You can believe in God and not be of God. We are told to “have no fellowship with the unfruitful works of darkness, but rather expose them” (Eph. 5.11). And Deuteronomy 18.10-12 says:
10 There shall not be found among you anyone who makes his son or his daughter pass through the fire, or one who practices witchcraft, or a soothsayer, or one who interprets omens, or a sorcerer, 11 or one who conjures spells, or a medium, or a spiritist, or one who calls up the dead. 12 For all who do these things are an abomination to the Lord, and because of these abominations the Lord your God drives them out from before you.
What’s the condition of your heart toward God and His Word? Has the truth really penetrated and taken root? Are things that don’t matter for eternity preventing real spiritual growth? Is the seed bearing fruit?
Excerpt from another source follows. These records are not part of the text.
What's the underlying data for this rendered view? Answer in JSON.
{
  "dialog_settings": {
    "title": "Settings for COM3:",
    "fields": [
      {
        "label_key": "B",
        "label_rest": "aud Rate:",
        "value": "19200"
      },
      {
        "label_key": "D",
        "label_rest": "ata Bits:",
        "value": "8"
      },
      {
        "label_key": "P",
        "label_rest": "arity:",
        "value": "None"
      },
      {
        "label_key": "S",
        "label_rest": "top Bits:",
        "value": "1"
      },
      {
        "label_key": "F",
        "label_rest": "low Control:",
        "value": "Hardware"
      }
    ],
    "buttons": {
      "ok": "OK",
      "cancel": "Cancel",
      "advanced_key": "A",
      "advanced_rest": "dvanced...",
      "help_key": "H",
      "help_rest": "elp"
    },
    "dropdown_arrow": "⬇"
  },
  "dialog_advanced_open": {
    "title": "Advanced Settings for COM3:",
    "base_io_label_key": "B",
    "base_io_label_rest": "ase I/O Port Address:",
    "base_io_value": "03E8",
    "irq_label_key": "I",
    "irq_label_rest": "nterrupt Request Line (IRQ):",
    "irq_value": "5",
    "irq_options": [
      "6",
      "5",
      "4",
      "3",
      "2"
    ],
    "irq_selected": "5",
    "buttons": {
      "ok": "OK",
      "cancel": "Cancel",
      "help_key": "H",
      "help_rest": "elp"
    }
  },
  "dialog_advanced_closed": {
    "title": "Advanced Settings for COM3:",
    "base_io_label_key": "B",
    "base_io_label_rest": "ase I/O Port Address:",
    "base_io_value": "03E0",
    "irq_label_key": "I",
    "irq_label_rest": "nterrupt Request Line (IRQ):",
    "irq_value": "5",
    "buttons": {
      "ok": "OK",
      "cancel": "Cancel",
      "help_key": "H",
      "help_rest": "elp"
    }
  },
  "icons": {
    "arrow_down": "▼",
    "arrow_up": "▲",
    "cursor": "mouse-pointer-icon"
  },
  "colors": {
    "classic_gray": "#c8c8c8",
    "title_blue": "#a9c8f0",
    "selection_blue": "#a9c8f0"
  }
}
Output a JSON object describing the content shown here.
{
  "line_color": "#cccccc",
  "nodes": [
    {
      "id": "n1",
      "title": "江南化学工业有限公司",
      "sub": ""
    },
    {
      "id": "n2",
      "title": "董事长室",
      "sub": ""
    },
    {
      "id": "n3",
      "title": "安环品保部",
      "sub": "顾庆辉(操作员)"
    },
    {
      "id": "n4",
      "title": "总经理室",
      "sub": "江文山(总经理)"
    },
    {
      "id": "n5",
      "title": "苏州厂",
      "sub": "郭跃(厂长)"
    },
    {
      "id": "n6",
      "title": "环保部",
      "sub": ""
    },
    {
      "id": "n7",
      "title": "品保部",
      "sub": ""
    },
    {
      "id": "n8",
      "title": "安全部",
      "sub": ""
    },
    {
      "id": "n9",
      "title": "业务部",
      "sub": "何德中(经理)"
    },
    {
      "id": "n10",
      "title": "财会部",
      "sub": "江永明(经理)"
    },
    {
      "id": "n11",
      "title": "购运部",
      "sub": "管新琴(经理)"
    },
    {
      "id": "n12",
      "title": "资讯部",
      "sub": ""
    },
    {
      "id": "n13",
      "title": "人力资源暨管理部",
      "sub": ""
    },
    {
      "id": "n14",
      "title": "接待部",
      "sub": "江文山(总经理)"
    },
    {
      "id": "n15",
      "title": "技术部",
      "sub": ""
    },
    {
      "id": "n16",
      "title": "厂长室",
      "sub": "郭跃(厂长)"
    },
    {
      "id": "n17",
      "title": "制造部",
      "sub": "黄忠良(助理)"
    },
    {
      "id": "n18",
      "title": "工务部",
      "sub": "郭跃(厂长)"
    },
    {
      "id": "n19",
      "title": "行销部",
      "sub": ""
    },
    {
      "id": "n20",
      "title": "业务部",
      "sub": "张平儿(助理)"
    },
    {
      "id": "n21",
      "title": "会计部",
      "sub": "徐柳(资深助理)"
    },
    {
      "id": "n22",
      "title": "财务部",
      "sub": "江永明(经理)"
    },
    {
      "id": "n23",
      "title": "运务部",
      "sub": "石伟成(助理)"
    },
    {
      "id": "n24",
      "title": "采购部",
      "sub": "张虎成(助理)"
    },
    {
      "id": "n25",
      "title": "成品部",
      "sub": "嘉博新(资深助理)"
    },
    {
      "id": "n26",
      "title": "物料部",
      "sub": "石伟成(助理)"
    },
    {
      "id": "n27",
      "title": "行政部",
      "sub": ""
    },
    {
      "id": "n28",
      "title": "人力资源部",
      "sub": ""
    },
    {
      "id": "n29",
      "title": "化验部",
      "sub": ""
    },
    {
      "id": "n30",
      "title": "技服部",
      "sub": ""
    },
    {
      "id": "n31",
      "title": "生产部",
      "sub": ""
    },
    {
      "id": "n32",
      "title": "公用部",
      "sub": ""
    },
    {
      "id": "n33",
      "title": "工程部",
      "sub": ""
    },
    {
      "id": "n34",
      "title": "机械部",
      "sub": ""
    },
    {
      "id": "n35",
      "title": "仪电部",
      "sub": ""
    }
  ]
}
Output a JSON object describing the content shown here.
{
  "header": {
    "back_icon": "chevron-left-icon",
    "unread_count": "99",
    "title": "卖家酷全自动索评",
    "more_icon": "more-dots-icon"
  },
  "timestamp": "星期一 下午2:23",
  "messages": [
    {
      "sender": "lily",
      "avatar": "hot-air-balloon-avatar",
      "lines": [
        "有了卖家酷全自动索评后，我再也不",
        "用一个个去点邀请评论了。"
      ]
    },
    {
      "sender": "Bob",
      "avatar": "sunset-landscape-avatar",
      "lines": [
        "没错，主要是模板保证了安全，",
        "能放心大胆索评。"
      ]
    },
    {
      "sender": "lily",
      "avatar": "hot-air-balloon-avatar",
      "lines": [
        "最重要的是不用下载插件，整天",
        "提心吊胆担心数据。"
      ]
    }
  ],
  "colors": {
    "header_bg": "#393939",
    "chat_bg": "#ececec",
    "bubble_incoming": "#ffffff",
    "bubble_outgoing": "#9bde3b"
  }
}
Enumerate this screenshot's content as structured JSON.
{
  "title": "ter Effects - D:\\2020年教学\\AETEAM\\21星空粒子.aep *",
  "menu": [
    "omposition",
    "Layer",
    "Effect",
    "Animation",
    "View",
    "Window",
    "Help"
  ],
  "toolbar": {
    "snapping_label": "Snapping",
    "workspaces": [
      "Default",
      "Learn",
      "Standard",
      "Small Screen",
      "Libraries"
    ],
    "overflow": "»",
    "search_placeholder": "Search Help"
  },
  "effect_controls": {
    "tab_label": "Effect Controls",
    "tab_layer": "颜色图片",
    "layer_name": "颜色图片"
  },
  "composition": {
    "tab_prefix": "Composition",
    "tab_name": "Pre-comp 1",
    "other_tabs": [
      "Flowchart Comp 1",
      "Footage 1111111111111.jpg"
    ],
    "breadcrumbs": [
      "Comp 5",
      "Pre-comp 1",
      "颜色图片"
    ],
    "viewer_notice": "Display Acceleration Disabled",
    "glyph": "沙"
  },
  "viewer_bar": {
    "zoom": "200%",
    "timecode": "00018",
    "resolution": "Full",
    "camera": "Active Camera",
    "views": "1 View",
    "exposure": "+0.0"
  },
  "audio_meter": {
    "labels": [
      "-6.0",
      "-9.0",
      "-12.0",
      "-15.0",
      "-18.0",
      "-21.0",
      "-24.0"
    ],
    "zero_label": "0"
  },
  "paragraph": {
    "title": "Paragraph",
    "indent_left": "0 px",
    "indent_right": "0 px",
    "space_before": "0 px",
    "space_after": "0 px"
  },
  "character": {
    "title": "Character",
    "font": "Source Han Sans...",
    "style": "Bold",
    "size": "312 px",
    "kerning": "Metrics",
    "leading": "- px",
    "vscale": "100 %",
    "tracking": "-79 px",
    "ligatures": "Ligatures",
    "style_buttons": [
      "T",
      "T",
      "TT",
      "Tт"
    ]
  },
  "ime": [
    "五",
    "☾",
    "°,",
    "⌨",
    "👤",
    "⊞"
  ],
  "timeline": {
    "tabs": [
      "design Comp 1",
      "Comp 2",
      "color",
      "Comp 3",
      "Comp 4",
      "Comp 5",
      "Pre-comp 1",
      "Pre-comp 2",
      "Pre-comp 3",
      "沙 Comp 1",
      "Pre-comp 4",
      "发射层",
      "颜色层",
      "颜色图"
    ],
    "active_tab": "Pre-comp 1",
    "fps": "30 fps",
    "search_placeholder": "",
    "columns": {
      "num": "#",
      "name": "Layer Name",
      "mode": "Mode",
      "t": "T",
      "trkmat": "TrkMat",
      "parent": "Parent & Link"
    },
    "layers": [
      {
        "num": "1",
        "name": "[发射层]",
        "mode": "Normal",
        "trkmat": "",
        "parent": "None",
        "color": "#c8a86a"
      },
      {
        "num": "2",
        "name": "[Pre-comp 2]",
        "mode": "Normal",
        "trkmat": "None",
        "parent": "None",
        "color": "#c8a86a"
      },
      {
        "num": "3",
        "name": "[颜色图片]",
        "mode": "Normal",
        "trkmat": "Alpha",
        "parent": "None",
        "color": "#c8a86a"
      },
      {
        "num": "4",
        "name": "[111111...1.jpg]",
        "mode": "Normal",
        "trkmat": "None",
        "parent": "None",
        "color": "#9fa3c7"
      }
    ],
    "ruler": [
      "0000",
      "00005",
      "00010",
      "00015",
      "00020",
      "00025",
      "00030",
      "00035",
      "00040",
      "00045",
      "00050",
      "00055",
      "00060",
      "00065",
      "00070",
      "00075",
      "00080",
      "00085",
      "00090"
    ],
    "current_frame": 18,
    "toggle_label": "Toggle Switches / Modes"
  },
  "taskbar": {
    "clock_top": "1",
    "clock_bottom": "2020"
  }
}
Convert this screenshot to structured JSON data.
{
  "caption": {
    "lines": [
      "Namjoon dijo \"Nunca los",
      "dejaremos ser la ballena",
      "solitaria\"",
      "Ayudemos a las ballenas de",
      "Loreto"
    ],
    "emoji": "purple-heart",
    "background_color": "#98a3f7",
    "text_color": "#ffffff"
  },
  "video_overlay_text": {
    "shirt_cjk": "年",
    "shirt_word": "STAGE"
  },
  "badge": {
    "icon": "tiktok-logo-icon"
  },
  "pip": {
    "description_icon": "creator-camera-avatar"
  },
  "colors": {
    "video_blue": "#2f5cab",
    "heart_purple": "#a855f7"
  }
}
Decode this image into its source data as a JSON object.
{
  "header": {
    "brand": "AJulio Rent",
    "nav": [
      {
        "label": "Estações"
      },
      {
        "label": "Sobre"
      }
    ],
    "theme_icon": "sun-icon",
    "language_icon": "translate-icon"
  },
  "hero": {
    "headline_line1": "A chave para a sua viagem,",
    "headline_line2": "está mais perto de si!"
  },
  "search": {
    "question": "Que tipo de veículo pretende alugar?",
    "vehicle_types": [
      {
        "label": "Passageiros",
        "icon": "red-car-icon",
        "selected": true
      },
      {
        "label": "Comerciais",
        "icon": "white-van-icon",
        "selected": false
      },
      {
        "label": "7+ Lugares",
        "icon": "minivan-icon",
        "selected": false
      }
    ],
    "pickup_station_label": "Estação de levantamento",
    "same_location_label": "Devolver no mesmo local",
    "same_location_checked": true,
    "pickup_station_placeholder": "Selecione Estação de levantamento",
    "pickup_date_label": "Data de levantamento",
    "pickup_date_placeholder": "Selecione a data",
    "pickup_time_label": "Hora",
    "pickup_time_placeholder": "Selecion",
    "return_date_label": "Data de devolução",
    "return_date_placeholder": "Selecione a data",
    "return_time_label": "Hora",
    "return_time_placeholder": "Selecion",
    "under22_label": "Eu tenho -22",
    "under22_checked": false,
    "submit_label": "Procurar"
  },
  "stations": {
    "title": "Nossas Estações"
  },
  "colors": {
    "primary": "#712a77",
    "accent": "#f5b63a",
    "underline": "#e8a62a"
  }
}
The Parable of the Sower is perhaps the most important of Jesus’ parables. Jesus Himself said:
“Do you not understand this parable? How then will you understand all the parables?” (v. 13).
In it Jesus talks about four kinds of soils and relates them to the receptivity of our hearts to the gospel and God’s Word.
What kind of soil is your heart?
Is it the hard, often trod, wayside where it’s hard for truth to take root? Have you allowed the birds to come and snatch away the seeds because they never penetrated the soil?
Is it rocky ground? Do you let trouble and persecution keep the seed from growing and taking root? Are you more worried about what others might think?
Maybe the ground of your heart is crowded with thorns and thistles that use up the energy you need to become fruitful. Have you let the cares of this world (worry and anxiety) the deceitfulness of riches (always trying to get ahead) or the desires for other things (wanting what you want) to choke the Word so it bears little fruit?
Or are you good ground, someone who accepts the Word, believes it, trusts in it and allows it to bear much fruit? Praying that you are!
Chapter 16 covers the Day of Atonement. This was to be done annually because no matter how detailed the law for specific sins and sacrifices, there were continual sins of the heart and life, known and unknown, which were not covered. And it had to be done every year because the blood of bulls and goats didn’t do away with sin. It only covered it temporarily.
Only the blood of Christ can do away with our sin permanently and allow us to have fellowship with God. Jesus was temporarily separated from God the Father when He cried out, “My God, My God, why have You forsaken me?” (Matt. 27.46), so that we could be united with Him permanently. Continue reading →